As a Kashmir Unheard correspondent, Rayees wanted to make a video about Altaf’s incident. Kashmir Unheard is a group of 23 community correspondents who want to show the world ‘their’ Kashmir. They were formed in September 2014 after local activist training by Video Volunteers, a partner of the Video for Change Network based in Goa, India.

The group is currently supported by two editors and a coordinator, and its ‘newly minted story-tellers with cameras-in-hand’ are capturing the ‘unheard’ stories happening in their communities.

Their methodology is simple: first they discuss the issues they want to document with the affected communities to raise their support and make sure the message is conveyed properly. Then they collectively identify a call-to-action and make the resulting videos public by using a variety of popular social media platforms.

Process

When Rayees first talked to Altaf about the idea of making a video about his incident, Altaf refused. He was too afraid of what might happen. However, after two more meetings, Altaf changed his mind and agreed to make his story public.

Rayees and Altaf chose to leave all graphic and violent footage out. The video focused on Altaf and how the incident has affected his family: their young child, Altaf’s pregnant wife and their highly uncertain future.

Atlaf’s story went quickly viral after the video was published in July 2017. On Facebook alone it was shared 5000 times and seen by over 200,000 people. Support for Altaf and his family started pouring in. Many people wanted to help and were curious to know about Altaf’s recovery.

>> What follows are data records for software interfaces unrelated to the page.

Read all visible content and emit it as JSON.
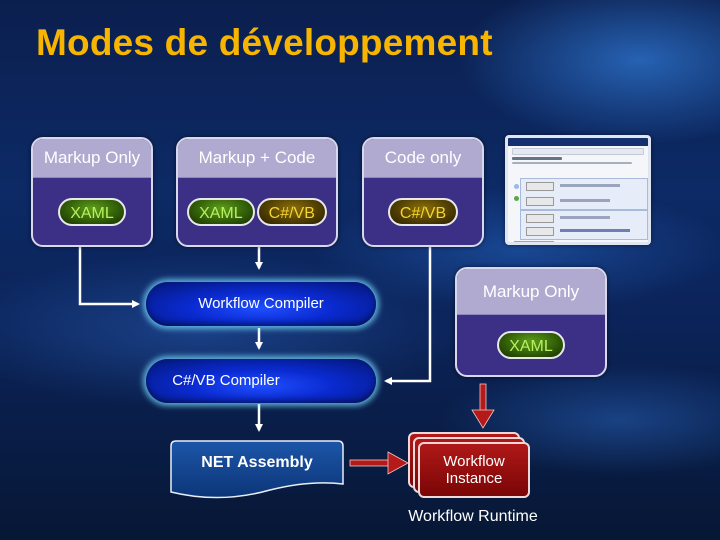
{
  "slide": {
    "title": "Modes de développement"
  },
  "colors": {
    "title": "#f7b500",
    "mode_body": "#3c2f86",
    "mode_header": "#b0aad0",
    "xaml_text": "#b8f060",
    "csvb_text": "#f4d230",
    "compiler": "#0a2ad0",
    "instance": "#9a1010",
    "arrow_red": "#b51a1a"
  },
  "modes": [
    {
      "header": "Markup Only",
      "tags": [
        {
          "label": "XAML",
          "kind": "xaml"
        }
      ]
    },
    {
      "header": "Markup + Code",
      "tags": [
        {
          "label": "XAML",
          "kind": "xaml"
        },
        {
          "label": "C#/VB",
          "kind": "cs"
        }
      ]
    },
    {
      "header": "Code only",
      "tags": [
        {
          "label": "C#/VB",
          "kind": "cs"
        }
      ]
    },
    {
      "header": "Markup Only",
      "tags": [
        {
          "label": "XAML",
          "kind": "xaml"
        }
      ]
    }
  ],
  "compilers": {
    "workflow": "Workflow Compiler",
    "csvb": "C#/VB Compiler"
  },
  "assembly": {
    "label": "NET Assembly"
  },
  "instance": {
    "line1": "Workflow",
    "line2": "Instance"
  },
  "runtime": {
    "label": "Workflow Runtime"
  },
  "designer_screenshot": {
    "description": "workflow designer window thumbnail"
  }
}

Altaf had refused to ask for money in the video, but confronted with the wave of support for his family, it was decided that Kashmir Unheard would share the bank-account details of Altaf as part of its outreach campaign.

Kashmir Unheard made a second version of the video, which ended with a call-to-action to support Altaf and his family.

Impacts

Four months later, the video helped raise enough money for Altaf to undergo surgery (December 2017), cover the medical costs of delivering their second baby, renovate their house, pay the school fees of their older child and open a provisional shop selling basic household necessities, which Altaf still runs today.

Although some people called his wife a “digital beggar”, the positive monetary impact stands in stark contrast to Altaf’s struggle for justice. The video was brought to the attention of the district commissioner of Pulwama district and reported to the police.

Again, financial compensation was given, but no further investigation took place and the soldier firing the shots has never been prosecuted. Meanwhile, Altaf remains partially disabled and traumatised for life.

In this video, published February 2018, you can learn more about the impacts of the video for change initiative for Altaf and his family.

Risks

Working as a community correspondent for Kashmir Unheard is not without risk. In an interview with EngageMedia, Rayees, who has documented other human rights offences in Kashmir, explains that in Kashmir one has to be very careful, avoid the army and be aware that sometimes videos simply ‘disappear’ after being publicised online.

Rayees has never forgotten the day he was harassed in front of his parents’ house by military personnel in April 2018. Uniformed soldiers beat him and snatched his phone. “They threatened me, kept asking me if I worked for government and told me to stop investigating things,” he says.

It remains unclear whether the military’s visit relates directly to the Altaf video or to Rayees’s other activities for Kashmir Unheard, which he joined in 2017 and for which he has produced 45 videos so far.

However, the incident has strengthened his conviction to keep working as a community correspondent: “I am a journalist, I am supposed to be doing what I am doing. I am not afraid, I will not stop!”

Rayees’s confidence, commitment and Kasmir Unheard’s style of working has earned him the support of the Pulwama district commissioner, who has become his friend and helps to protect him.

Accountability and Transparency